What you need to do
Return each line of the entries that mentions the word "down".

Available data
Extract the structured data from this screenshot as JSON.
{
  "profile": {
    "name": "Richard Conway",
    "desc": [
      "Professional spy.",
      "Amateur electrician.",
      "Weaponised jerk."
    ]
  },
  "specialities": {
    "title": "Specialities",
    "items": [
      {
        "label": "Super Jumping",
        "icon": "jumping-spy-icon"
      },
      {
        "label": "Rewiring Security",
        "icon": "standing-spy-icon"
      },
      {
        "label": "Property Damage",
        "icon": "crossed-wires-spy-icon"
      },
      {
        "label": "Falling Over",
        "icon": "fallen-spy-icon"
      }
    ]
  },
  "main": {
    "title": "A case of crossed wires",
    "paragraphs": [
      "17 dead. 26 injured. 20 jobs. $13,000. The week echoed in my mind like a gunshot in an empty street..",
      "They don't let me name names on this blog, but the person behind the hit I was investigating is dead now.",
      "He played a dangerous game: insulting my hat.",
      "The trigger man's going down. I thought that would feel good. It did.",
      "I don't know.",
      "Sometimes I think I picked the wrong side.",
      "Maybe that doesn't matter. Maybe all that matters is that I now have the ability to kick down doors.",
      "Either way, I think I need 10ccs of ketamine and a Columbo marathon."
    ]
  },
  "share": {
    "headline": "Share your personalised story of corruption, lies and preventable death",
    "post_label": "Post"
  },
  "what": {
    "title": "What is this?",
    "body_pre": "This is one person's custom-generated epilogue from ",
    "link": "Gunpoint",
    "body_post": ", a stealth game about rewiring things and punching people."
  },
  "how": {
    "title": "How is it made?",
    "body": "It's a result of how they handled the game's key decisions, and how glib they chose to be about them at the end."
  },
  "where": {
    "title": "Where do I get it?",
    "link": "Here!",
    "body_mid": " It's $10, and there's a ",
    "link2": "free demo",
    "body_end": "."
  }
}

Result of the exercise
      "The trigger man's going down. I thought that would feel good. It did.",
      "Maybe that doesn't matter. Maybe all that matters is that I now have the ability to kick down doors.",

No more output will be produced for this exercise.